List—best lady horror films
– by Rachel Fox
I’ve never been one to really go for the typical zombie-blood-gore horror flick. Sure, they may scare me in the moment, but seeing as how I have been dealing with my own personal 28 Days Later blood-and-gorefest every 28 days for most of my life, I’m not all that moved by them.
On the other hand, I do appreciate the Lady Horror film – movies that speak to my own estro-driven-psychosis. As much as I hate feeling scared, I also relish how a movie can make your brain go a big psycho (or, in my case, more so) for a couple of days.
Carrie (1976) – We all have to deal with bitches, and poor Carrie (a somewhat fetal Sissy Spacek) had to deal with them everywhere. Her home life is a disaster zone (mom’s a religious, prudish psycho and really a very poor role model) and, to make matters worse, Carrie’s got no friends and has to contend with High School Bitches. Hands down, the most evil bitches you’ll ever meet are the ones who makes fun of you in gym class, trick you into thinking the hottest sweathog really is “that into you”, and punk you (at the prom!) by pouring blood all over your pretty dress in front of, like, everyone. Is it any wonder Carrie unleashes her shitstorm? (It’s just too bad Betty Buckley had to bite it the way she did – Carrie may have gone a little too far in her fury, but really, gym teachers are the perpetrators of their own unique brand of high school girlish misery. Yes, there’s a story there and yes, I’ll share it another time.)
The Handmaid’s Tale (1990) – Margaret Atwood’s frightening, dystopian tale about an America (undoubtedly a Republic administration) that herds, brainwashes, and enslaves its dwindling population of fertile women as baby breeders gets the movie treatment. These “handmaids” live in a world without basic necessities like hand lotion, are forced to wear unflattering habit-like costumes and engage in bizarre, pleasureless sex rituals (an awkward three way with Natasha Richardson, Faye Dunnaway and Robert Duvall – shudder – has permanently scarred my brain). America at its most radical right is always scary, but this film’s futuristic vision is particularly horrifying because it seems somehow… plausible. It’s 1984 as seen through fallopian tubes.
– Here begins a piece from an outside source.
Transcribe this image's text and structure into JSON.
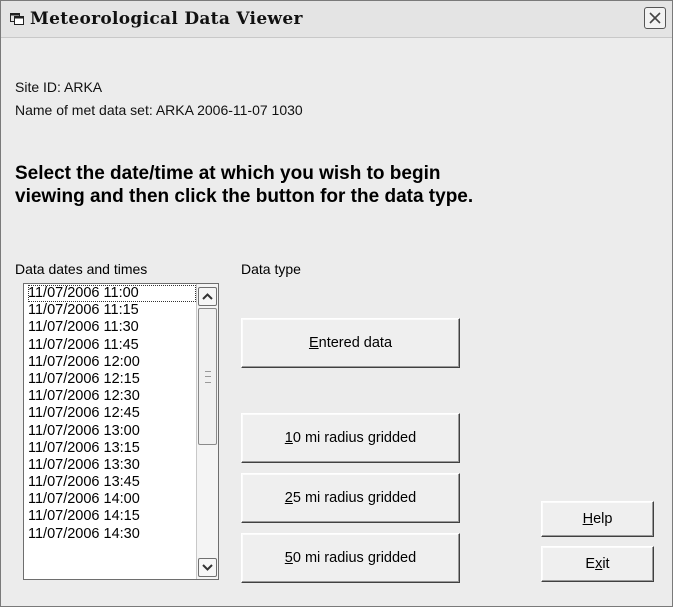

The Fly (1986) – You finally meet a man (a doctor!) who has everything you’ve been looking for: he’s a nice, Jewish, nerdy-scientist type; an attentive, romantic sweet geek with a bitchin’ hot bod (killer six-pack!) who is a total wizard in bed. Together, you’re this really cute, super tall couple. Like, swoon, right?
Too bad when you finally hear the words you’ve been waiting all these years for, “It’ll be you, me, and the baby!” it’s from a dreamboat who neglected to tell you about how he accidentally cross-infected his DNA with a housefly. If his penchants for sugary coffee, insatiable need for chocolate bars and uncanny arm-wrestling skills don’t tip you off, the weirdly coarse body hairs and eventual fingernail explosions will. Oh, yeah, and then he develops this nasty habit of having to vomit on his dinner before he eats it (totally not cool). So now, of course, you’re pregnant with his fly-baby and are running out of options… of course it will end badly but you’re strong and will do what’s required, because you’re a romantic, you can’t just stop loving the guy.
This film is every single woman’s worst nightmare.